Cliff Lampe on the joy of academic service, faculty meetings & peer networks

Cliff Lampe is an associate professor in the School of Information at the University of Michigan. He also plays numerous key service roles in the HCI and CSCW peer communities. He talks about faculty meetings and peer service being joyful, the importance of social capital and relationships, how he decides what to say yes/no to, how he manages his work. He also talks about concerns around the production of busyness, the push for quantity not quality, and the increasing community burden of peer review. He challenges to think about new models and to play our role in making academia work. If nothing else, he will change the way you think about faculty meetings and peer service.

“Academia runs on social networks and relationship development is something we spend not enough time training PhD students to do”

“Academia requires a rich heterogeneous set of people to make it work and we can all play different roles”

He talks about (times approximate) …

01:45 On being a Michigan boy… building a career in Michigan

04:44 On being willing to work hard and having 80 different jobs

06:38 On work being its own reward… being joyful … and loving faculty meetings

09:51 Being a better participant in meetings by attending to what is being talked about

11:00 Experiences in coming back to Michigan as a faculty member after having been a student there

15:00 Being a bad grad student by only having one paper published but being good at knowing what makes an interesting research problem

18:00 His first faculty job, what was challenging eg re-establishing work-life-balance in a different way, and what clicked eg building relationships

21:34 Social capital building and reciprocity in academia

23:20 Taking network building out of the shadows – Phil Agre’s paper ‘Networking the network’

24:42 Mentors, Judy Olson, and the generosity of senior researchers

27:10 Paying it forward with his research group, advisees

28:38 Various peer service roles

30:10 Always being dedicated to service – “if you can do something you should do it”, loving the service work

33:00 How he decides what to say yes to – and saying no to things that he thinks he won’t particularly add to or if someone else can do a better job or if he’s just not interested – working to his strengths

35:32 How he fits it all in, being unwilling to rob time from his wife and son, and his practical strategies

38:02 High commitment to teaching as well, doing client-based classes, and his service learning perspective – the intersection of teaching and research and service being compelling

40:38 Practical strategies for managing the work, differentiating between managerial work and creative work, setting up bundles of like work in the same day, delegating and letting go

44:08 The importance of humour, not taking anything too seriously, having a strong capacity to let things go – “if you project positivity everything becomes more positive; we can choose how we react to things”

48:12 The problem of the “production of busyness” and the “cult of being overwhelmed”, and wanting us to slow down - artisanal craft research - where we take our time, and appreciate the heterogeneity of different types of research, the willingness to listen to each other

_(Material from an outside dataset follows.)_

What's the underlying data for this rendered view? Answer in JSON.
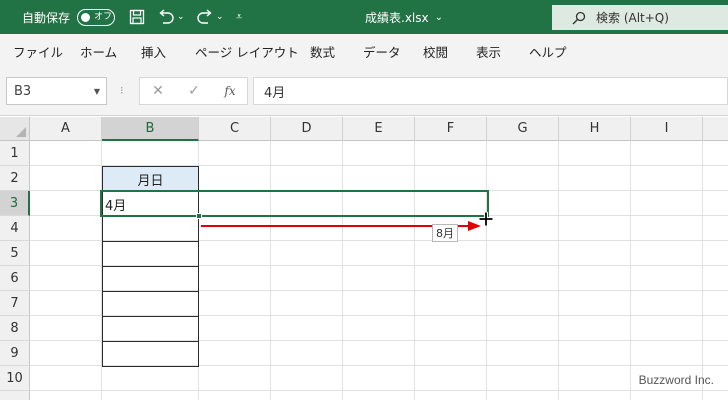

51:38 Also concerned about the burden of review and service load for volunteers; the continuous amping up of expectations re numbers of publications that is going to break the community or degrade its quality -  thinking through options to make this more sustainable

54:40 Over the next 5 years we need to fundamentally re-think how we disseminate our work

55:44 What a good academic life will be, what sort of senior professor he wants to be

58:02 Encouraging everyone to get involved in service and to choose how we think about service – academia requires a rich heterogeneous set of people to make it work and we can all play different roles

1:00:27 End

Related Links

Why I love academic service: https://medium.com/@clifflampe/why-i-love-academic-service-8c7e4da19092#.dmayhcwty

Phil Agre’s article on Networking the Network: http://www.cv.nrao.edu/~ksheth/astr8500/networking_the_network.pdf

Cliff and others serving SIGCHI: http://www.sigchi.org/people/officers

Cliff's article on Citizen Interaction Design: https://interactions.acm.org/archive/view/november-december-2016/citizen-interaction-design